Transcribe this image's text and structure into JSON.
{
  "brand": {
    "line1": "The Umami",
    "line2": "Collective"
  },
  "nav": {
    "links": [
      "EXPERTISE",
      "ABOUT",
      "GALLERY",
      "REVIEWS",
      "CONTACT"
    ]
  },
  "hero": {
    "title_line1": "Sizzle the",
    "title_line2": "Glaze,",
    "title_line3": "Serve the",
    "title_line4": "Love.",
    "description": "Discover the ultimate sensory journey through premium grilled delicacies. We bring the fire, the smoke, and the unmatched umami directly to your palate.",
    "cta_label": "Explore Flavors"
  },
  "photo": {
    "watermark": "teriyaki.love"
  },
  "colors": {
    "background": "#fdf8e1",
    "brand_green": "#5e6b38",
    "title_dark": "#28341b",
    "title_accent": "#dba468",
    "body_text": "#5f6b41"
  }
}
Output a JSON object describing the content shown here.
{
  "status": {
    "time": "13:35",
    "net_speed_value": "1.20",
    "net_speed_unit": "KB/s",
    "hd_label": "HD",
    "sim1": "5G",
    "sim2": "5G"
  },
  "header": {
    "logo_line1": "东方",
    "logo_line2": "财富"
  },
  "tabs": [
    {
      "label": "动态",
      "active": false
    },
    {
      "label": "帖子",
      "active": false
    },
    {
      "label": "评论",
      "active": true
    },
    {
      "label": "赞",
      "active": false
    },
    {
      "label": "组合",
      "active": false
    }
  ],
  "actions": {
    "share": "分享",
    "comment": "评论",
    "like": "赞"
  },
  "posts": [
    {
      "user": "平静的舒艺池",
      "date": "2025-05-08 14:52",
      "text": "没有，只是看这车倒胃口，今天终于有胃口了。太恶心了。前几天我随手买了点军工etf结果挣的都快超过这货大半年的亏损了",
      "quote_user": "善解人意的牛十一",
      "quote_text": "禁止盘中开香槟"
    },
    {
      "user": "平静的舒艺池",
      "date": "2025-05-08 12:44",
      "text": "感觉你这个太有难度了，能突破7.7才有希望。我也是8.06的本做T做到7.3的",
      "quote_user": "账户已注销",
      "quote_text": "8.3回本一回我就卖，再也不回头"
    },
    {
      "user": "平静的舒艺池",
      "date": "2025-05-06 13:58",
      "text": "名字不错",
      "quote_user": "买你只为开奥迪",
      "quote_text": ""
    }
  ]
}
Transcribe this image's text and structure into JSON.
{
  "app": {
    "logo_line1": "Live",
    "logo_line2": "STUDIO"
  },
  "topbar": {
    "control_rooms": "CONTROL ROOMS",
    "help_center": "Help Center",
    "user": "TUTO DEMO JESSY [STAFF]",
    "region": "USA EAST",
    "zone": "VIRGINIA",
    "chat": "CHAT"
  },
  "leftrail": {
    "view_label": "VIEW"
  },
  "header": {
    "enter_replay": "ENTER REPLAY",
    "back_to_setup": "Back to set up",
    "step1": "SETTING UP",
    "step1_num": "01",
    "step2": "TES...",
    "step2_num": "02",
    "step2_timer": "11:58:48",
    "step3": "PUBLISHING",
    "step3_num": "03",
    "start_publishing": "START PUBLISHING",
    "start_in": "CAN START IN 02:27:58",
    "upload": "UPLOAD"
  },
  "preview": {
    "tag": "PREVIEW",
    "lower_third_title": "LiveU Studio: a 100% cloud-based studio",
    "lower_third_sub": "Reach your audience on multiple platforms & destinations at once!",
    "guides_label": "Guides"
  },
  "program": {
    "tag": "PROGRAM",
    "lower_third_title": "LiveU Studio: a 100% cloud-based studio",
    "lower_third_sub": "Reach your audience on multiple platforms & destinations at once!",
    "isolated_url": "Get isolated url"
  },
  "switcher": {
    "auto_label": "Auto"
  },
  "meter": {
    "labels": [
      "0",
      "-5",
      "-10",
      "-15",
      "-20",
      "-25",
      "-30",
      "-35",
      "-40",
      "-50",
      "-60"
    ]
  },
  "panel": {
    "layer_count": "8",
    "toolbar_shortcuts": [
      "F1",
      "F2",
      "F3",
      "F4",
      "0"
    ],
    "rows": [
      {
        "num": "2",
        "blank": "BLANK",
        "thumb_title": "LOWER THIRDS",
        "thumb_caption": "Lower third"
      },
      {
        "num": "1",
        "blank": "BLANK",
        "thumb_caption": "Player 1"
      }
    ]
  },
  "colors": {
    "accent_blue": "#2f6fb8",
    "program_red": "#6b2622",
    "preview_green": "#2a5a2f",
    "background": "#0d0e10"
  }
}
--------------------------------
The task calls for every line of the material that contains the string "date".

> [Result for this task]
      "date": "2025-05-08 14:52",
      "date": "2025-05-08 12:44",
      "date": "2025-05-06 13:58",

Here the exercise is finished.